With every best wish, I am 

Sincerely in Christ, 
Most Reverend Nicholas DiMarzio
Bishop of Brooklyn 

You can view his letter in the screenshot below: 

I also have the attachment, which reads: 

                              Statement Conference of Bishops

Just a little more than a month ago in Rome, our Holy Father, Pope Francis, presided over the celebration of the 50th Anniversary of the beginning of the Neocatechumenal Way, at the presence of over two hundred thousand people from all over the world, 16 cardinals and 138 bishops. 

The Holy Father concluded his remarks, before the solemn singing of the Te Deum Laudamus, with these words:  "Your charism is a great gift of God for the Church of our time.  Let us thank the Lord for these 50 years."

We join the Holy Father in thanking the Lord for all the gifts that God has given us through the Neocatechumenal Way here in the United States during the last 41 years: marriage rebuilt and open to life, men and women eager to know more deeply the Word of God and to spread the Good News and particularly many vocations to the priesthood.  

With the even more recent opening of the Redemptoris Mater Seminary of Brooklyn, there are now nine such seminaries throughout the United States: Newark, Denver, Boston, Washington, Dallas, Miami, Philadelphia and Bridgeport.  During the past years, numerous priests have been ordained from these diocesan seminaries.  These priests have been a great help not only in their own dioceses, but also in many other dioceses in need throughout the United States and the world.  

Looking at the future, we hope and trust that even more gifts will arrive to us here in the United States, as well as to the whole world, through this charism of the Neocatechumenal Way. 

Please join us in thanking the Lord for this gift.  

The above attachment with the names of the bishops can be viewed through the screenshots below: 


Friday, June 22, 2018

The Double Standard of the Jungle

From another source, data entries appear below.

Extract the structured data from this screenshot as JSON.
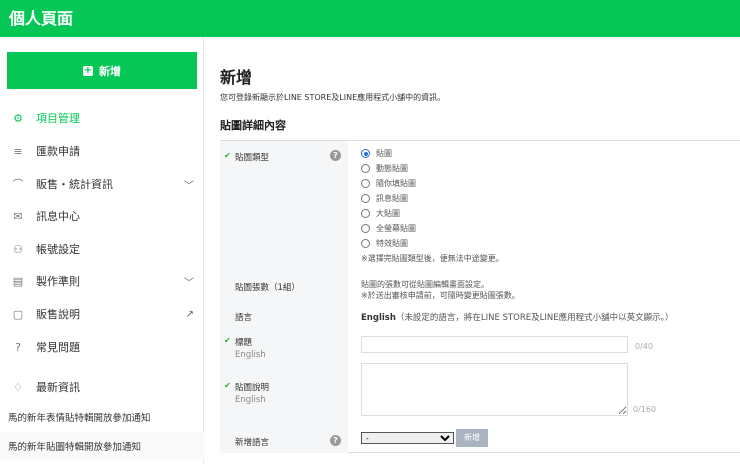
{
  "header": {
    "title": "個人頁面"
  },
  "sidebar": {
    "new_button": "新增",
    "items": [
      {
        "label": "項目管理",
        "icon": "gear-icon",
        "active": true
      },
      {
        "label": "匯款申請",
        "icon": "database-icon"
      },
      {
        "label": "販售・統計資訊",
        "icon": "chart-icon",
        "trail": "chevron-down-icon"
      },
      {
        "label": "訊息中心",
        "icon": "mail-icon"
      },
      {
        "label": "帳號設定",
        "icon": "user-icon"
      },
      {
        "label": "製作準則",
        "icon": "document-icon",
        "trail": "chevron-down-icon"
      },
      {
        "label": "販售說明",
        "icon": "note-icon",
        "trail": "external-link-icon"
      },
      {
        "label": "常見問題",
        "icon": "question-icon"
      },
      {
        "label": "最新資訊",
        "icon": "bell-icon"
      }
    ],
    "news": [
      "馬的新年表情貼特輯開放參加通知",
      "馬的新年貼圖特輯開放參加通知"
    ]
  },
  "main": {
    "title": "新增",
    "subtitle": "您可登錄新顯示於LINE STORE及LINE應用程式小舖中的資訊。",
    "section": "貼圖詳細內容",
    "type": {
      "label": "貼圖類型",
      "options": [
        "貼圖",
        "動態貼圖",
        "隨你填貼圖",
        "訊息貼圖",
        "大貼圖",
        "全螢幕貼圖",
        "特效貼圖"
      ],
      "selected": 0,
      "note": "※選擇完貼圖類型後，便無法中途變更。"
    },
    "count": {
      "label": "貼圖張數（1組）",
      "line1": "貼圖的張數可從貼圖編輯畫面設定。",
      "line2": "※於送出審核申請前，可隨時變更貼圖張數。"
    },
    "language": {
      "label": "語言",
      "value": "English",
      "note": "（未設定的語言，將在LINE STORE及LINE應用程式小舖中以英文顯示。）"
    },
    "title_field": {
      "label": "標題",
      "lang": "English",
      "value": "",
      "counter": "0/40"
    },
    "desc_field": {
      "label": "貼圖說明",
      "lang": "English",
      "value": "",
      "counter": "0/160"
    },
    "add_language": {
      "label": "新增語言",
      "selected": "-",
      "button": "新增"
    }
  }
}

The jungle often complained about how the NCW celebrates its Mass.  Tim Rohr and the junglefolks say that the Mass should be celebrated on a consecrated altar.  According to Tim Rohr:
Here of course we see not only why the Neo eschews the idea of celebrating the Mass on a consecrated altar, which the Catechism says is the symbol of Christ himself (CCC 1383), but abandons the church building altogether, in direct contradiction to Canon Law of course:
Can.  932 §1. The eucharistic celebration is to be carried out in a sacred place unless in a particular case necessity requires otherwise; in such a case the celebration must be done in a decent place. §2. The eucharistic sacrifice must be carried out on a dedicated or blessed altar...
The Code goes on to direct how the "eucharistic sacrifice" is to be offered when not offered on a dedicated or blessed altar, but of course the condition of when "necessity requires" has already been established.
In addition to criticizing the NCW, Rohr has also criticized the regular parish Masses.  According to Tim Rohr: 
1. Change your “altar” to a mere table
Since the 60's we've been hearing "the table of the Lord" instead of "the altar of God." Long ago, and before Kiko, we moved away from the High Altar atop "the three steps" to a table-looking thing that has edged ever closer to the people (and thus a "dinner" table and NOT an "altar") with some churches actually placing the "table" in the center (Santa Barbara) or almost in the center (St. Jude). And these churches are the among the most anti-neo. 
However, a friend emailed me a screenshot from Rohr's facebook page.  It showed Tim Rohr having Mass on his kitchen table.  Rohr accommodated a priest in his home, and they celebrated Mass on his kitchen table.  See the screenshot below: 

So, to the junglefolks, this is who your leader is.  He pointed his finger at the NCW, telling them that they are wrong in having their Mass in their private homes instead of before a consecrated altar.  Yet, it is okay for Rohr to have Mass in his private home on his kitchen table.  He criticized the parish Masses of St. Jude Catholic Church and Santa Barbara Catholic Church by accusing these churches of having their Mass on a table rather than on a consecrated altar.  Yet, it is okay for Rohr to have Mass in his private home on his kitchen table.  What do you have to say about your leader now?